by John Darer CLU ChFC MSSC CeFT RSP CLTC
A Colorado Springs Gazette editorial reported June 11, 2020 that Colorado House Bill 1420 introduced June 8, 2020 "would eliminate tax exemptions for "deposit fund annuities, structured settlements and lottery payouts". The bill was passed out of committee Tuesday with the session ending this week. But what appeared as a bullet point is misleading because the bill only refers to premium taxes paid by insurance companies.
Section 11 repeals the statutes that provide an insurance premium tax rate reduction for insurance companies maintaining a home office or a regional home office in the state. Section 11 also clarifies that, for purposes of the insurance premium tax, an "annuity plan" or an "annuity consideration" does not include a deposit-type contract that does not incorporate mortality or morbidity risks, such as a guaranteed investment or interest certificate, a supplementary contract without life contingencies,an annuity certain, a premium fund or other deposit fund, a dividend accumulation, a coupon accumulation, a lottery payout, or a structured settlement. Read the actual text of House Bill 1420

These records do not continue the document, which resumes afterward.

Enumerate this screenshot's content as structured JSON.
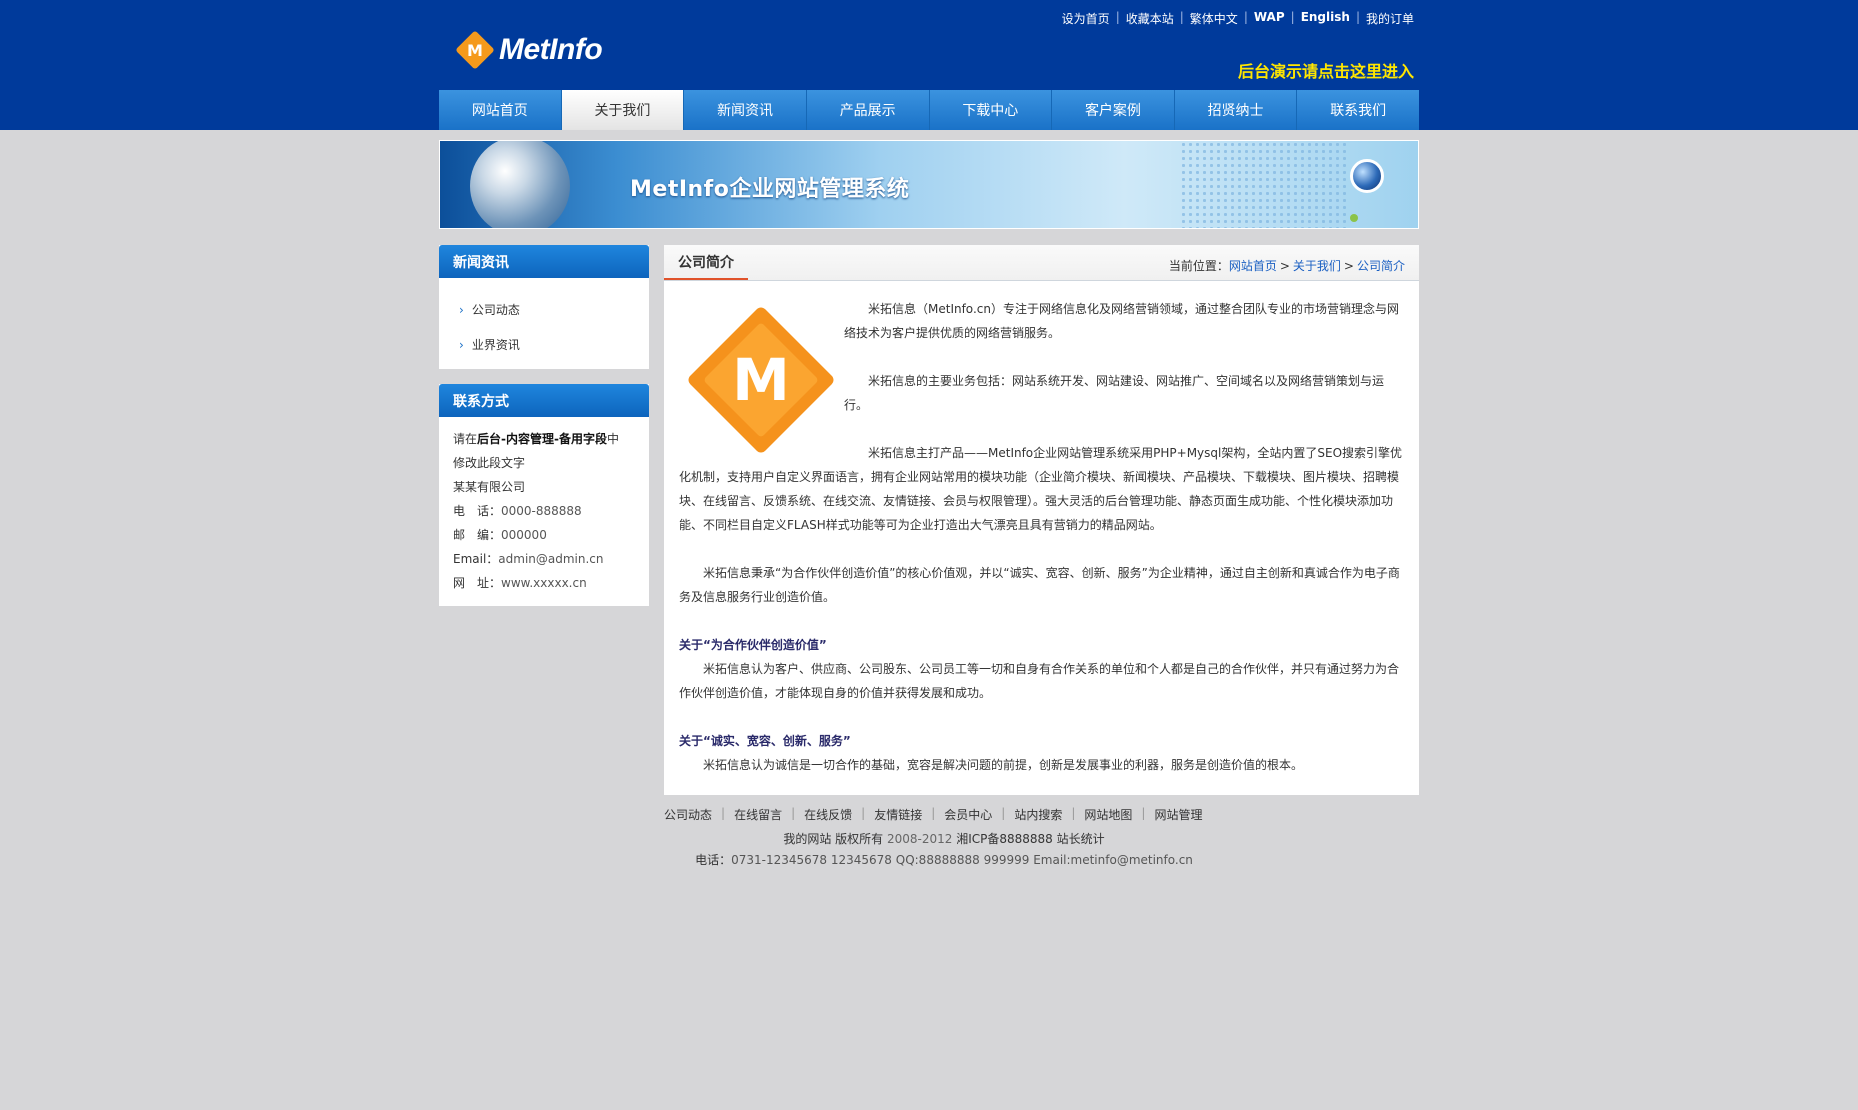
{
  "header": {
    "logo_text": "MetInfo",
    "logo_letter": "M",
    "top_links": [
      "设为首页",
      "收藏本站",
      "繁体中文",
      "WAP",
      "English",
      "我的订单"
    ],
    "admin_entry": "后台演示请点击这里进入"
  },
  "nav": {
    "items": [
      "网站首页",
      "关于我们",
      "新闻资讯",
      "产品展示",
      "下载中心",
      "客户案例",
      "招贤纳士",
      "联系我们"
    ],
    "active": "关于我们"
  },
  "banner": {
    "title": "MetInfo企业网站管理系统"
  },
  "sidebar": {
    "news": {
      "title": "新闻资讯",
      "items": [
        "公司动态",
        "业界资讯"
      ]
    },
    "contact": {
      "title": "联系方式",
      "line1_a": "请在",
      "line1_b": "后台-内容管理-备用字段",
      "line1_c": "中",
      "line2": "修改此段文字",
      "company": "某某有限公司",
      "phone_label": "电　话：",
      "phone": "0000-888888",
      "zip_label": "邮　编：",
      "zip": "000000",
      "email_label": "Email：",
      "email": "admin@admin.cn",
      "site_label": "网　址：",
      "site": "www.xxxxx.cn"
    }
  },
  "main": {
    "tab_title": "公司简介",
    "breadcrumb": {
      "label": "当前位置：",
      "items": [
        "网站首页",
        "关于我们",
        "公司简介"
      ]
    },
    "logo_letter": "M",
    "paragraphs": {
      "p1": "米拓信息（MetInfo.cn）专注于网络信息化及网络营销领域，通过整合团队专业的市场营销理念与网络技术为客户提供优质的网络营销服务。",
      "p2": "米拓信息的主要业务包括：网站系统开发、网站建设、网站推广、空间域名以及网络营销策划与运行。",
      "p3": "米拓信息主打产品——MetInfo企业网站管理系统采用PHP+Mysql架构，全站内置了SEO搜索引擎优化机制，支持用户自定义界面语言，拥有企业网站常用的模块功能（企业简介模块、新闻模块、产品模块、下载模块、图片模块、招聘模块、在线留言、反馈系统、在线交流、友情链接、会员与权限管理）。强大灵活的后台管理功能、静态页面生成功能、个性化模块添加功能、不同栏目自定义FLASH样式功能等可为企业打造出大气漂亮且具有营销力的精品网站。",
      "p4": "米拓信息秉承“为合作伙伴创造价值”的核心价值观，并以“诚实、宽容、创新、服务”为企业精神，通过自主创新和真诚合作为电子商务及信息服务行业创造价值。",
      "h1": "关于“为合作伙伴创造价值”",
      "p5": "米拓信息认为客户、供应商、公司股东、公司员工等一切和自身有合作关系的单位和个人都是自己的合作伙伴，并只有通过努力为合作伙伴创造价值，才能体现自身的价值并获得发展和成功。",
      "h2": "关于“诚实、宽容、创新、服务”",
      "p6": "米拓信息认为诚信是一切合作的基础，宽容是解决问题的前提，创新是发展事业的利器，服务是创造价值的根本。"
    }
  },
  "footer": {
    "links": [
      "公司动态",
      "在线留言",
      "在线反馈",
      "友情链接",
      "会员中心",
      "站内搜索",
      "网站地图",
      "网站管理"
    ],
    "copy_a": "我的网站 版权所有 ",
    "copy_years": "2008-2012",
    "copy_b": " 湘ICP备8888888 站长统计",
    "contact_label": "电话：",
    "contact_value": "0731-12345678 12345678 QQ:88888888 999999 Email:metinfo@metinfo.cn"
  }
}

What is Premium Tax?
Premium tax is a tax that insurers often have to pay on the premiums that they receive from their policyholders. The tax varies from state to state. Structured settlement annuities are not purchased by individuals. Structured settlement annuities are generally purchased by assignment companies.
Damages for personal injury have been tax exempt for more than 100 years on a federal level. The Revenue Act of 1918 is the origin of the exclusion for personal injury damages presently encapsulated in IRC Section 104(a)(2). When one boils down a properly constructed personal injury structured settlement transaction, each of the future periodic payments is considered payment of damages under IRC 104(a)(2).
Read more about the tax benefits of structured settlements
Post Script Good news for Coloradans and assignment companies domiciled in Colorado
A joint statement from a coalition of trade organizations, including; the American Council of Life Insurers, the National Structured Settlements Trade Association, the American Association of People with Disabilities, the National Association of Insurance and Financial Advisors and IRI was sent to the Colorado state legislature on June 12th urging them to reject a tax increase on injured people in Colorado and retirement savers that could impact 20-thousand Coloradans. As a result of these industry and as partner organizations along with considerable grassroots efforts in the state, the Colorado legislature dropped the bill and efforts to impose taxes on annuities